What’s great about Atlas, the quintet’s huge, intentional about-face of a third record, is that it most definitely didn’t organically occur. We already expected pastoral folk-rock with dewy thickets of guitar lines that ripple like a pond. But they’ve internalized the difference between relaxation and an aural shrug. You’ll swear you can hear crickets on “The Bend,” or that you can have four-minute sex to “Past Lives.” And yes, there are pop songs, too: No way “Talking Backwards” was born from some inverse Bon Iver cabin retreat in the rainforest. It’s so well-crafted you can smell the model airplane glue. But everyone expects that of the single, so check out the subsequent “April’s Song” instead, an instrumental that you’ll hum anyway. Courtney and his double-Ducktails-duty comrade Matt Mondanile would like us to believe that those guitars played themselves, but the truth is these guys have been listening to Luna’s Penthouse, or at least Rendezvous.
Days and the band’s 2009 self-titled debut were by no means unfriendly, but new songs like “Crime” and the Belle & Sebastian fakeout “Primitive” are proactive at hooking an audience these guys don’t like to admit is there, and acknowledging a musical lineage that goes beyond the humble “just do what we like” mentality: “Talking Backwards” has some Byrdsy twang, while “The Bend” is a samba blues.
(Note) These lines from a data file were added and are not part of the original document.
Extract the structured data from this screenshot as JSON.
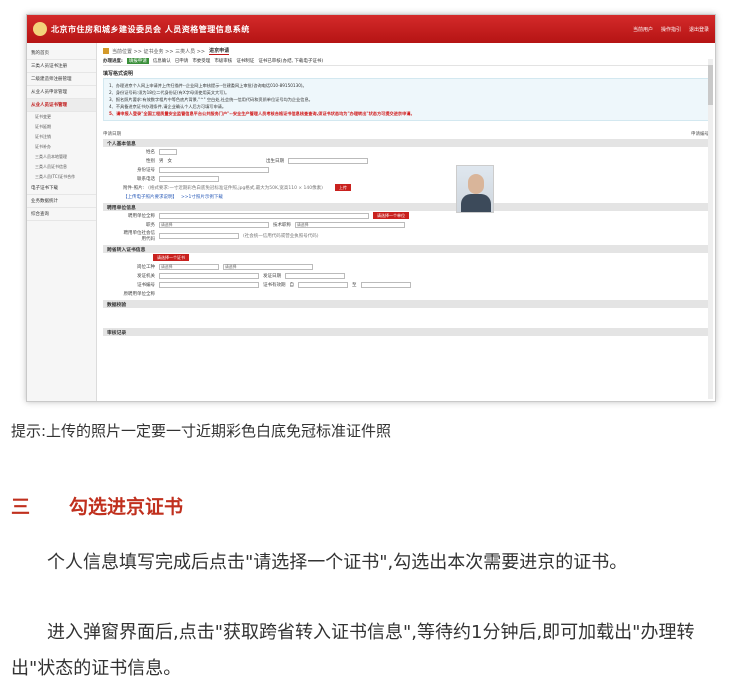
{
  "screenshot": {
    "system_title": "北京市住房和城乡建设委员会  人员资格管理信息系统",
    "top_links": [
      "当前用户",
      "操作指引",
      "退出登录"
    ],
    "sidebar": [
      "我的首页",
      "三类人员证书注册",
      "二级建造师注册管理",
      "从业人员申诉管理",
      "从业人员证书管理",
      "证书变更",
      "证书延期",
      "证书注销",
      "证书补办",
      "三类人员本地管理",
      "三类人员证书信息",
      "三类人员(TC)证书合作",
      "电子证书下载",
      "业务数据统计",
      "综合查询"
    ],
    "breadcrumb": {
      "text": "当前位置 >> 证书业务 >> 三类人员 >>",
      "current": "进京申请"
    },
    "steps": {
      "label": "办理进度:",
      "items": [
        "填报申请",
        "信息确认",
        "已申请",
        "市委受理",
        "市级审核",
        "证书制证",
        "证书已审核(办结, 下载电子证书)"
      ]
    },
    "notice_title": "填写格式说明",
    "notice_lines": [
      "1、办理进京个人网上申请并上传扫描件--企业网上审核提示--住建委网上审批(咨询电话010-89150130)。",
      "2、身份证号码:须为18位二代身份证(有X字母须使用英文大写)。",
      "3、报名照片要求:有效数字相片中等色底片背景,\"^\" 空白处,社会统一信用代码和资质单位证号均为企业信息。",
      "4、不具备进京证书办理条件,请企业确认个人后方可填写申请。"
    ],
    "notice_red": "5、请申报人登录\"全国工程质量安全监管信息平台公共服务门户\"--安全生产管理人员考核合格证书信息核查查询,须证书状态均为\"办理转出\"状态方可提交进京申请。",
    "form_title": "申请日期",
    "form_status": "申请编号",
    "sections": {
      "personal": "个人基本信息",
      "employ": "聘用单位信息",
      "cross": "跨省转入证书信息",
      "verify": "数据校验",
      "record": "审核记录"
    },
    "personal_fields": {
      "name_label": "姓名",
      "gender_label": "性别",
      "gender_options": [
        "男",
        "女"
      ],
      "birth_label": "出生日期",
      "idno_label": "身份证号",
      "phone_label": "联系电话",
      "attach_label": "附件-照片:",
      "attach_hint": "(格式要求:一寸近期彩色白底免冠标准证件照,jpg格式,最大为50K,宽高110 × 140像素)",
      "upload_label": "上传",
      "links": [
        "【上传电子照片要求说明】",
        ">>1寸照片示例下载"
      ]
    },
    "employ_fields": {
      "org_label": "聘用单位全称",
      "pick_btn": "请选择一个单位",
      "job_label": "职务",
      "job_value": "请选择",
      "title_label": "技术职称",
      "title_value": "请选择",
      "credit_label": "聘用单位社会信用代码",
      "credit_hint": "(社会统一信用代码或营业执照号代码)"
    },
    "cross_fields": {
      "get_btn": "请选择一个证书",
      "cat_label": "岗位工种",
      "cat_value": "请选择",
      "cat_value2": "请选择",
      "issuer_label": "发证机关",
      "issue_date_label": "发证日期",
      "cert_no_label": "证书编号",
      "valid_label": "证书有效期",
      "valid_from": "自",
      "valid_to": "至",
      "orig_org_label": "原聘用单位全称"
    },
    "colors": {
      "brand_red": "#c01818",
      "link_blue": "#2a5bb8",
      "notice_bg": "#eef7fb"
    }
  },
  "caption": "提示:上传的照片一定要一寸近期彩色白底免冠标准证件照",
  "section": {
    "number": "三",
    "title": "勾选进京证书"
  },
  "paragraphs": [
    "个人信息填写完成后点击\"请选择一个证书\",勾选出本次需要进京的证书。",
    "进入弹窗界面后,点击\"获取跨省转入证书信息\",等待约1分钟后,即可加载出\"办理转出\"状态的证书信息。"
  ]
}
And the predictably sparkling production and close-miked drums always help songs whose most urgent struggles amount to “Or do I sound insincere / I’m just trying to make some sense of this / Before I lose another year.” Real Estate worry over being “easy” the way Best Coast’s Bethany Cosentino frets that she’s “crazy.” But there’s a welcome ardency and complexity to Atlas; the most insincere line on the record is, “All will be revealed.” Not if they can help it.